The Turin Games face strong competition again tonight, opposite the one-two Fox punch of "American Idol" and "House." So far, it appears that the competition's decision to battle the Olympics head-to-head is paying off big time in Buffalo.
NBC may want its affiliates to keep the suspense up as it usually does in the taped-delayed Olympics, but Channel 2 News should realize that we live in CBC country and it's silly to suppress the news. It is one thing to refer to Turin by its old name, Torino, quite another for affiliates near border cities to keep old news from its viewers.
But there was Channel 2's Stu Boyar telling viewers at 6 p.m. Sunday what events would be carried on NBC an hour later without giving any results that Western New Yorkers could have seen live that afternoon on Canadian television.
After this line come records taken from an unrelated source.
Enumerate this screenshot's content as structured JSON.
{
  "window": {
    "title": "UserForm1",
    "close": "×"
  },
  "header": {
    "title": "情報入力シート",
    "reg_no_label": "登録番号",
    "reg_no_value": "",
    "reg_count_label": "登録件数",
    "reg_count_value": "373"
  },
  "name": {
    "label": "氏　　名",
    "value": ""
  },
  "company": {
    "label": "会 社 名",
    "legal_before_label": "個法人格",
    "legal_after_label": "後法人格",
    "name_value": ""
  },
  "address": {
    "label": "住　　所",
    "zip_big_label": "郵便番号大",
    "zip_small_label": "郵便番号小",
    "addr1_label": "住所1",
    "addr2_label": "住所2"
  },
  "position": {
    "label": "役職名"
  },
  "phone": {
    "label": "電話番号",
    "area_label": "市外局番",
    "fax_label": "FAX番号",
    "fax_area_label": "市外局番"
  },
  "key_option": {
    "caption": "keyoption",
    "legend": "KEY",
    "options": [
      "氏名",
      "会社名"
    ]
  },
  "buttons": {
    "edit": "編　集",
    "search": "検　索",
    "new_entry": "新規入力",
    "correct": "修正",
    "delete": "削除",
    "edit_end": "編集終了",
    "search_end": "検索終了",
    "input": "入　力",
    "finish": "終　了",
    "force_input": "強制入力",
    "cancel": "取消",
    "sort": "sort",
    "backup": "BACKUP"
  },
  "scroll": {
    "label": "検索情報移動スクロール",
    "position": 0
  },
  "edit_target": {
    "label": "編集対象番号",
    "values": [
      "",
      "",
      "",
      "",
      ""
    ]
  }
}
Channel 2 General Manager Jim Toellner said that decision was counter to what happened during Saturday's 6 p.m. sports report, when the station warned viewers who didn't want to know the results that music would be played while graphics were shown and it would stop after the results were finished. That's the right way to go, especially since NBC's Nightly News does something similar.
Channel 2 looked pretty silly Sunday by pretending nothing had happened yet. The other local news channels aren't under any obligation to take part in this charade. Paul Peck's 6 p.m. sports report on WNLO-TV, Channel 4's sister station, gave all the Olympic details that Channel 2 was suppressing.
The failure of Olympic skier Bode Miller to medal in the downhill Sunday and the withdrawal of U.S. figure skater Michelle Kwan can't help NBC's future ratings unless Kwan's replacement, Emily Hughes, can exceed expectations that she only finish in the Top 10. Speaking of Emily, doesn't she look like Alyson Hannigan, one of the stars of "How I Met Your Mother"?
These are the first DVR Olympics at my house. The technological advance allows viewers to record the Olympics, then fast forward through the incessant commercials to the good parts. I watched Saturday night's 3 1/2 -hour coverage in less than two hours. The DVR certainly comes in handy during those lengthy seven-minute speed skating events.
That Channel 2 promo extolling its tough reporting team of Red Coats make me laugh more than anything I've seen on "Saturday Night Live" this season. The promo is a parody, right?
I knew I had seen Olympic gold medalist Shaun White somewhere before the goofy snowboarder was telling NBC host Bob Costas Sunday night that he was interested in figure skater Sasha Cohen. "Dad, that's the guy we saw on 'Punk'd'," advised my son, Max. Sure enough, White was a hidden-camera victim of Ashton Kutcher this season.
When you get skating expert Dick Button, you can throw objectivity to the wind. After a U.S. pairs team pulled off a triple throw axel for the first time in Olympic history that they only made 20 percent of the time in practice, Button said: "Oh, I am so proud of them. How delightful. That is just a special, special moment for them. It is such a delicious moment. I almost have tears of happiness for them having done it."
Only Button could get away with that kind of patriotic gushing.
I confuse the voices of skiing play-by-play man Steve Podborski and analyst Trace Worthington, but I'm sure fans of Canadian gold medalist Jennifer Heil knew the difference after she won Saturday night and silenced the NBC experts who proclaimed the knock on her is she "isn't a big event skier." Podborski should know. He's a Canadian. After Heil won, Worthington did proclaim: "We can now officially call her a big event skier." You better if Podborski is going to be allowed to return to Canada.